“The church and the whorehouse arrived in the Far West simultaneously. And each would have been horrified to think it was a different facet of the same thing. But surely they were both intended to accomplish the same thing: the singing, the devotion, the poetry of the churches took a man out of his bleakness for a time, and so did the brothels.”
Worship has to be more than an event taking a man out of his bleakness for a time. Something has to really happen in worship. Not because you’re doing your duty, and not because you’re getting church all over you, but because in worship we actually partake in the person of Christ and are nourished - we are actually more equipped for Christian living as a result. We are full.

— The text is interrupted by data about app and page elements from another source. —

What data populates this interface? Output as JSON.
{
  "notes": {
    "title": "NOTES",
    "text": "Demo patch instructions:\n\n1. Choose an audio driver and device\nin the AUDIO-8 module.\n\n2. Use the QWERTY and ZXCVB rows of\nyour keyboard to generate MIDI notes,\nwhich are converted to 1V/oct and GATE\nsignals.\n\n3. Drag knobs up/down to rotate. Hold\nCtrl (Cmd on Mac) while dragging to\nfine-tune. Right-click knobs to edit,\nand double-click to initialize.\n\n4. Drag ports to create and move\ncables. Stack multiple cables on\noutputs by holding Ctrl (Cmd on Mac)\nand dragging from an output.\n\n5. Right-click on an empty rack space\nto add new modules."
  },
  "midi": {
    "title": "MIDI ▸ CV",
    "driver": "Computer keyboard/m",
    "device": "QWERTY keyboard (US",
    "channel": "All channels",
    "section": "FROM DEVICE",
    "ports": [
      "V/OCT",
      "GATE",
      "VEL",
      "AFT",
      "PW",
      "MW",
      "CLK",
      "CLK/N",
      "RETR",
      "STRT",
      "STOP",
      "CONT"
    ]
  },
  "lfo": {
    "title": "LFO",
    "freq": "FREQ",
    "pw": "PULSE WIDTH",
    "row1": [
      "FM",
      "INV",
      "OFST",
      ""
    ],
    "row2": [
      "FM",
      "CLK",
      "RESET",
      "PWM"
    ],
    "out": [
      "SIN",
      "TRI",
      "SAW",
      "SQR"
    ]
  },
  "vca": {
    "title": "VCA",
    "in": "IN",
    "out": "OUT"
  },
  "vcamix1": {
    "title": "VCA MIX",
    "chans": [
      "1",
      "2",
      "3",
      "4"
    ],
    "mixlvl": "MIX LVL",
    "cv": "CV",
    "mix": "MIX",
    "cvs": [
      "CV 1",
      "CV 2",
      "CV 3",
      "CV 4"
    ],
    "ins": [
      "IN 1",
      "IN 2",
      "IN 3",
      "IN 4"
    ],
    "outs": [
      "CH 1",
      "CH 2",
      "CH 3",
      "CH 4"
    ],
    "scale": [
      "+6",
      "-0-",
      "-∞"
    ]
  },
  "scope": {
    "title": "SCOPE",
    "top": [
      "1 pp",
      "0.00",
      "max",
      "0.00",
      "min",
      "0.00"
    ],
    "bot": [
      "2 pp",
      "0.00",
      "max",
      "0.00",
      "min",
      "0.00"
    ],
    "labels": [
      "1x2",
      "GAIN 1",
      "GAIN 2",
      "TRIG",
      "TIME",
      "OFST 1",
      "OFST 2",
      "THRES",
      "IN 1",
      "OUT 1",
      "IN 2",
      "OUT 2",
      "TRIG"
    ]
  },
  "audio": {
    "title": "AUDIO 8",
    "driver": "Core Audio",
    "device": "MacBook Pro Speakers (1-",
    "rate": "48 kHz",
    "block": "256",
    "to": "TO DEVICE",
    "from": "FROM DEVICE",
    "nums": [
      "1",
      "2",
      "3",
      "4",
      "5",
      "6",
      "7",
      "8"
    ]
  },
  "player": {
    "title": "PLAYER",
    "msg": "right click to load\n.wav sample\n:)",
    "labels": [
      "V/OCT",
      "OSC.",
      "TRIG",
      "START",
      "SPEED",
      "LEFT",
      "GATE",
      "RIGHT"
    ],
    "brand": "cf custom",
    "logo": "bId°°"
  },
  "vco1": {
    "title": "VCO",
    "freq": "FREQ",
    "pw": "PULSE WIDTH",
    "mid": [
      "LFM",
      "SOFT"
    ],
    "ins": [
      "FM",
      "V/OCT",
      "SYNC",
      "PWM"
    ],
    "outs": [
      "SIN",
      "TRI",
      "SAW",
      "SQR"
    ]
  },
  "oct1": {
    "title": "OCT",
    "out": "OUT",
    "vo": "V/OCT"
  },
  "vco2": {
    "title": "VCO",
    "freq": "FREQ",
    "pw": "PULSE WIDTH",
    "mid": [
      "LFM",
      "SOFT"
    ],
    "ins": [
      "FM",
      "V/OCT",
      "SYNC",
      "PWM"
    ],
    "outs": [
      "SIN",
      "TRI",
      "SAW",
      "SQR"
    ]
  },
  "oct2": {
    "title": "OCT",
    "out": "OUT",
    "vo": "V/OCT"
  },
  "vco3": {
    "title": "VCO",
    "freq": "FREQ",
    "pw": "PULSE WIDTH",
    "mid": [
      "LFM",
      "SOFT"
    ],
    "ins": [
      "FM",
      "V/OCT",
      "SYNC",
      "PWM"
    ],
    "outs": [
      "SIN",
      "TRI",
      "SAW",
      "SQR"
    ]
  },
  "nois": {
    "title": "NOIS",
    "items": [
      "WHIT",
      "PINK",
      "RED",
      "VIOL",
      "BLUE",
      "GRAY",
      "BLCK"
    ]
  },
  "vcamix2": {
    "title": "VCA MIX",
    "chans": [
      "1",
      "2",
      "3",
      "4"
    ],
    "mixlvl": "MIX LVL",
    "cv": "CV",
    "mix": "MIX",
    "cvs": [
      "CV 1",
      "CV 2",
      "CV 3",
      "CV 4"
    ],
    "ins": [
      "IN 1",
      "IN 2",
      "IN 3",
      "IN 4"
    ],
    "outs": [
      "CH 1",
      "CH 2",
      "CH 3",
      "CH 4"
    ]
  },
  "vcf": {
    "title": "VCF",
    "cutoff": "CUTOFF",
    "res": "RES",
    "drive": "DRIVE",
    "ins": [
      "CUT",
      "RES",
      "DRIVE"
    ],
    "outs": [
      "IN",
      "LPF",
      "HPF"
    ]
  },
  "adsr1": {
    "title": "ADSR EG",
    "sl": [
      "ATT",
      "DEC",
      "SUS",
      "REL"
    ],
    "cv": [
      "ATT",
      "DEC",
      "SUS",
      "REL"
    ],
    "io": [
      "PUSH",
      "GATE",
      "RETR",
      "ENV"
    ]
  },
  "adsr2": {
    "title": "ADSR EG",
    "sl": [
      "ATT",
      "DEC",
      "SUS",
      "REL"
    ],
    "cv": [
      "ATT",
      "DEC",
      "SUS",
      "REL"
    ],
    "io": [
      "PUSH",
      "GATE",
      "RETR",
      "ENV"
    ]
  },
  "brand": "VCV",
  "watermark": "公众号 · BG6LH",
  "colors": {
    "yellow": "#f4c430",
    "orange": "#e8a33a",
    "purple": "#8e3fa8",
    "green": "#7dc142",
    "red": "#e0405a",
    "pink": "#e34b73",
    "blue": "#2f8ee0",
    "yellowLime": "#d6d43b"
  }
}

Not figuratively, if you close your eyes and imagine it hard enough, but really-spiritually full.
If we want to talk about “attending” worship, then we mean it like attending the emergency room or attending your own wedding. These are not experiences; they are life-jackings. The worship service of the Lord Jesus is even more so. It is profound experience that truly nourishes and shapes us.
What’s at stake here is raising the bar for what Jesus is doing through His local church:
Ephesians 2:19–22 (ESV): So then you are no longer strangers and aliens, but you are fellow citizens with the saints and members of the household of God, 20 built on the foundation of the apostles and prophets, Christ Jesus himself being the cornerstone, 21 in whom the whole structure, being joined together, grows into a holy temple in the Lord. 22 In him you also are being built together into a dwelling place for God by the Spirit.
The really spiritual way to live is to worship the Lord in His church with every expectation that you will partake in the very real presence of the Lord to nourish you, equip you, heal you, and make you whole.
One of our congregants texted a question about the sermon:
“Was just thinking about your sermon today and the example you gave of the 3 women in the bar. Is person number 1 or 2 the fault of the individuals attitude or is it something inherently wrong with how the church congregation partakes in worship as a whole? Is it both? In other words how do you make sure you’re person # 3? Brian thinks we are all persons # 1,2, and 3 at different times depending on the attitude we bring to worship. Thoughts?”
The answer is both, really. It’s possible to be drinker 1 or 2 no matter how well your church teaches the Bible and structures the liturgy, because we naturally want to keep God at arm’s length. But the way a church worships makes a big difference. The church that speaks only in terms of personal experience, and focuses on the individual should not be surprised when their people are pursuing worship as duty or as an immersive event. The church that is preoccupied with “preparing your heart for worship” often loses the point in pious spiritualism. After wringing every bit of experience and emotion and “worshipfulness” out of attending church, what’s left? Do your duty, and hope something happens.
These churches should not be surprised when the communion of the saints, the social dimensions of the Gospel, and the Kingdom priority of reconciling man to man is completely lost. Event-driven, sermon-information-driven churches should not be surprised when their people feel excluded from worship by their struggles with sin (because they’re bad at diligence) or when they feel ashamed to be present (because they’re bad at immersing themselves). And when Jesus is really and truly offered to them at His Table, they will either bladly “experience” Christ’s body, or sit back like second-class citizens. These are the first and second drinkers, and though they are dutiful and immersive, even though they are regulars in the bar, they are absolutely dying of thirst.